Items from a data source
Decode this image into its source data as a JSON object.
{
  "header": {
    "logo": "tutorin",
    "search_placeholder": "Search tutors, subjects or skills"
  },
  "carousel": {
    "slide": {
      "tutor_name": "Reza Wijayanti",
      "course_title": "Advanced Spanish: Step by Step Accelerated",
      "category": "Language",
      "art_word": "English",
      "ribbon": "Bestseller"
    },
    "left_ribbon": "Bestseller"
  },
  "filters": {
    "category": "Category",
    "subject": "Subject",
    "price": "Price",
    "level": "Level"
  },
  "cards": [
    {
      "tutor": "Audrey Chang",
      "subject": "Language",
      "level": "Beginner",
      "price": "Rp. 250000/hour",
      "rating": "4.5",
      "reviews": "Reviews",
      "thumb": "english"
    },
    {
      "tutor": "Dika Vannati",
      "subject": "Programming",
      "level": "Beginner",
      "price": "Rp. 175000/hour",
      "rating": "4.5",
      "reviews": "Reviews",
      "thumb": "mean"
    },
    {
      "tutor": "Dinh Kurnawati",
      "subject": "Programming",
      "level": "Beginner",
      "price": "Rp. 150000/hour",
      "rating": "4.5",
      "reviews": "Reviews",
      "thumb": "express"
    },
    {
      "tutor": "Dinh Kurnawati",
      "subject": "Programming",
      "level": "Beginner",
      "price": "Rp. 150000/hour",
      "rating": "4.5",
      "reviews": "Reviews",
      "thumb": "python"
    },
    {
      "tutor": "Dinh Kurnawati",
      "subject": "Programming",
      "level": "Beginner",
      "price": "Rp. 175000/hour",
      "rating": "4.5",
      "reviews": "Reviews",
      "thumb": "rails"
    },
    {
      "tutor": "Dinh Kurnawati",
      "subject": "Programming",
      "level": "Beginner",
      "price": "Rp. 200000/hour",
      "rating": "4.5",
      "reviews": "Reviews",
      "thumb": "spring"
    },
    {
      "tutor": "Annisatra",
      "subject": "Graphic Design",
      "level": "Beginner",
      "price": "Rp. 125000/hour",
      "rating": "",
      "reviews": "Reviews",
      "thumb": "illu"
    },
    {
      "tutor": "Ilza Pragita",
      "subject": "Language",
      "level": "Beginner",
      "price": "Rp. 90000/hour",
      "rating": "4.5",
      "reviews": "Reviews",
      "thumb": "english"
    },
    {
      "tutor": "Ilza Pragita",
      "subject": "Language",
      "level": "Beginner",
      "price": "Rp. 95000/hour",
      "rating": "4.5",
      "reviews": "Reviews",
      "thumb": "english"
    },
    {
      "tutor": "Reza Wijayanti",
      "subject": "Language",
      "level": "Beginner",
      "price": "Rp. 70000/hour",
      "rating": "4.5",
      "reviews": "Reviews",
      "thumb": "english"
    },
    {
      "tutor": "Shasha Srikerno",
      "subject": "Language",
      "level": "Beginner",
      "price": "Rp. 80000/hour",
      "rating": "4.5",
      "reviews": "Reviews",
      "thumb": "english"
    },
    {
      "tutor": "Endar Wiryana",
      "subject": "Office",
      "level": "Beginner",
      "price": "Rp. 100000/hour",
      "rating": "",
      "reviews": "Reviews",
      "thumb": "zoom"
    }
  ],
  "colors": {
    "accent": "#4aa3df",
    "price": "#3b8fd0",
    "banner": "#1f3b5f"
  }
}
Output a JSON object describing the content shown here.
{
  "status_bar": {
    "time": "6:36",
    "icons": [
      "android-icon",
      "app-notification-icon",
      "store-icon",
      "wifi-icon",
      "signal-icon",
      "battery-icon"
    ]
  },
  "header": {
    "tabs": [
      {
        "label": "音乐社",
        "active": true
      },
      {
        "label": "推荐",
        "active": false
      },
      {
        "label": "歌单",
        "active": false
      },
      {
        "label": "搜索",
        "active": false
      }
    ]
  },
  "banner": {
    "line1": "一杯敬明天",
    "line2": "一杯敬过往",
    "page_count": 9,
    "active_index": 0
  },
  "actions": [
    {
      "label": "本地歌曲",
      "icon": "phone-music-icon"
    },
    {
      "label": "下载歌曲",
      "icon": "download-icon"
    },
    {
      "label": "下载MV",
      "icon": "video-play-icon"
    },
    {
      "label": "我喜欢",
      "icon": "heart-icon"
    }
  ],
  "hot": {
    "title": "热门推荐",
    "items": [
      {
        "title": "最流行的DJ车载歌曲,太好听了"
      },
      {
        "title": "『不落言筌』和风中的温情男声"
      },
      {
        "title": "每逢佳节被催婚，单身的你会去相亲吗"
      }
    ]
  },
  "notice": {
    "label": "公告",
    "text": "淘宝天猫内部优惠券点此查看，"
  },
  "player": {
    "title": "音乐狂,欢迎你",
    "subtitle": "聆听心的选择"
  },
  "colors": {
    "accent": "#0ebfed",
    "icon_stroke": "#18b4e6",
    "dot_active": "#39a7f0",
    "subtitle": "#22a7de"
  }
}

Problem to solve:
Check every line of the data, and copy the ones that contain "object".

Output of the task:
Decode this image into its source data as a JSON object.
Output a JSON object describing the content shown here.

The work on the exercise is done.